"This is the same stay-the-course budget we have seen for the past two years," said Representative James R. Jones, the Oklahoma Democrat who chairs the House Budget Com-mittee. But Senator Pete V. Domenici, Republican of New Mexico and chairman of the Senate Budget Committee, countered that "for those who think [the budget is] unfair, I think the test is what kind of budget they will produce."
The two budget committees are responsible for setting overall spending targets for federal programs.
The President's budget message to the Congress, delivered last Monday, said that "one of the highest priorities I have set for my Administration is the return to a more appropriate role for the federal government in the nation's education systems and policies."
The message characterized the President's posture as continuing the ''commitment to avoid[ing] improper federal involvement in state, local, and family decisions, while preserving proper federal support for key national policy goals such as supporting compensatory and handicapped education, facilitating access to higher education, and helping states improve science and mathematics education."
By far the most controversial of the President's proposals was the plan to restructure the Chapter 1 compensatory-education program to permit states or school districts the option of giving parents a federal ''voucher"--of approximately $450--to be spent at public or private schools.
'Broaden Family Choice'
The program's stated goal is to "broaden family choice" by permitting poor parents to purchase private schooling with federal funds, if they so choose.
But lobbyists contended last week that public schools and state education agencies were unlikely to participate voluntarily in the program, making it "unworkable."
"I would prefer just making the voucher plan mandatory," said Lawrence A. Uzzell, president of Learn Inc., a private organization that has promoted education vouchers. "We don't allow states to make the decision about whether college aid should go to the students in private colleges. We just do it," Mr. Uzzell said.
Other lobbyists said the plan was likely to result in a First Amendment lawsuit, similar to that pending in the U.S. Supreme Court over a tuition tax-deduction law in Minnesota.
"We're very supportive of Chapter 1 and think it's working very well for the students involved in both the public and private schools," said Robert L. Smith, executive director of the Council for American Private Education.
"We're not against discussing possible changes in Chapter 1, if those changes won't weaken it," he said. He added that the voucher plan has not been widely implemented before, and he cautioned that the Administration should not "try out engineering [a new program] on those who are at the bottom of the ladder economically and socially."
Because the voucher idea is "still being studied" by Administration officials, according to Secretary Bell, education lobbyists speculated as to why the Administration chose to announce the plan before its proposal was complete.

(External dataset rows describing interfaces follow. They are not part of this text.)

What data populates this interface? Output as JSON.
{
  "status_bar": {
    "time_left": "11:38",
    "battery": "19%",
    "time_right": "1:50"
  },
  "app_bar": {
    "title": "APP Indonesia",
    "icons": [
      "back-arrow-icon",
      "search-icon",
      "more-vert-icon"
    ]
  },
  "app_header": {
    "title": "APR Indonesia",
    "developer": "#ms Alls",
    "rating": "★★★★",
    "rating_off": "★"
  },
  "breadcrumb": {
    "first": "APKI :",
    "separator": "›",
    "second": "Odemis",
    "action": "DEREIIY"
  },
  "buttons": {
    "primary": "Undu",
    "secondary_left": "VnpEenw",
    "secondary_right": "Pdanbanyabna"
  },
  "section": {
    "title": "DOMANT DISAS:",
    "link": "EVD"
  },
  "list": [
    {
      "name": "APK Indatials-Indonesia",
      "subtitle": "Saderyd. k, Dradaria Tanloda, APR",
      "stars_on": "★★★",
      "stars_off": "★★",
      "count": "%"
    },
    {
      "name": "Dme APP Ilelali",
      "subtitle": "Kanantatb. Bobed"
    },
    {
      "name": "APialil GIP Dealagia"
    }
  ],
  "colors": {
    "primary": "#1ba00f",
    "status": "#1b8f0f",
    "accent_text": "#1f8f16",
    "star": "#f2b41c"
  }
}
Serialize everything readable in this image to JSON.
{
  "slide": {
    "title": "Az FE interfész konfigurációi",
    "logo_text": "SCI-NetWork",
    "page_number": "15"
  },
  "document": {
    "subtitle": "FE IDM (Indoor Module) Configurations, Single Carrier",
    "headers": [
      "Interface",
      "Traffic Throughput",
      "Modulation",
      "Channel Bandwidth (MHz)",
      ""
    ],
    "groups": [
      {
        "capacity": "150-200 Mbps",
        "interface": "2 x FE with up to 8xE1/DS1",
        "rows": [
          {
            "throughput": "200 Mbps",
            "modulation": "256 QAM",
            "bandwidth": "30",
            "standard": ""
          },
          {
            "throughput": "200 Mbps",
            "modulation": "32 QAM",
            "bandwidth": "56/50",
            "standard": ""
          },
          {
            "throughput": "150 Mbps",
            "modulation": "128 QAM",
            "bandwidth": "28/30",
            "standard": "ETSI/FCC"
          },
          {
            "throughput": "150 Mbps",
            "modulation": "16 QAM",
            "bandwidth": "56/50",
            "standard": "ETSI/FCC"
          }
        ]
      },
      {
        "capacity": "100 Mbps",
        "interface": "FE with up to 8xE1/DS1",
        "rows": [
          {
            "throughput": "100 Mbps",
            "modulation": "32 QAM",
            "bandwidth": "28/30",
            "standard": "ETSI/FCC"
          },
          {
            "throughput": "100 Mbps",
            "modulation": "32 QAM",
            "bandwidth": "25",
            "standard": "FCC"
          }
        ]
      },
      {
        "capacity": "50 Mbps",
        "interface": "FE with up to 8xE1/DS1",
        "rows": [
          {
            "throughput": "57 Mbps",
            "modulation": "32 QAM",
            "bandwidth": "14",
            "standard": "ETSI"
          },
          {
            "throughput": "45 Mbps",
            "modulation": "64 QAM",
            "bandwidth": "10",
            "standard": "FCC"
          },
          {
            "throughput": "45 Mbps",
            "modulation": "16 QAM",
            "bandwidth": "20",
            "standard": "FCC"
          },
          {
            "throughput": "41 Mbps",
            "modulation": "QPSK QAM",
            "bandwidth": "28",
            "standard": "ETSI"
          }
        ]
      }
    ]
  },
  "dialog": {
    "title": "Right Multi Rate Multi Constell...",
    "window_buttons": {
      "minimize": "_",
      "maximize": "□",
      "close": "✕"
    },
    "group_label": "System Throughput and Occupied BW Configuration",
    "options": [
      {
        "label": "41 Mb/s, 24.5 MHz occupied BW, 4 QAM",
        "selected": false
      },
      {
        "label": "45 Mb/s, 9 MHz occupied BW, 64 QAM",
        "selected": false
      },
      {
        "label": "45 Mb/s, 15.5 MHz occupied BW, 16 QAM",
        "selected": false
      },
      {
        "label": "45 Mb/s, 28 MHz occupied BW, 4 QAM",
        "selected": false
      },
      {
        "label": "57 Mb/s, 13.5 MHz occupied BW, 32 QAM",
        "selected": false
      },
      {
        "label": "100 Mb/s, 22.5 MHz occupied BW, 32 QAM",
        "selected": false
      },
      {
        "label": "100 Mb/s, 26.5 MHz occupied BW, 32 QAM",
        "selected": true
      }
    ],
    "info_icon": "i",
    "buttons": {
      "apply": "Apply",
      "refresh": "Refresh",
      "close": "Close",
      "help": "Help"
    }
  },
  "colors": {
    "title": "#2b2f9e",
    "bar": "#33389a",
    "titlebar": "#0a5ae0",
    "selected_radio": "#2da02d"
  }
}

"The Administration is active in trying to mollify the 'Far Right,"' claimed one lobbyist, who asked not to be identified. "I don't think Congress is going to go one inch with that idea, because it's a lot of baloney," the lobbyist added.
The vocational-education budget proposal also drew fire last week.
As proposed by the Administration, the $728-million vocational-education program and the $95-million adult-education program would be combined into a $500-million block grant to the states. If the Congress were to accept the President's latest New Federalism proposal, responsibility for those programs--along with the Chapter 2 block grant and the rehabilitation-services program--would eventually be turned over completely to the states.
Anita Epstein, a lobbyist for the National Association of State Boards of Education, said state-board members would "appreciate some flexibility, but we don't want a reduction of funds."
"We think there is a very definite federal role in preparing our youth for jobs," she added.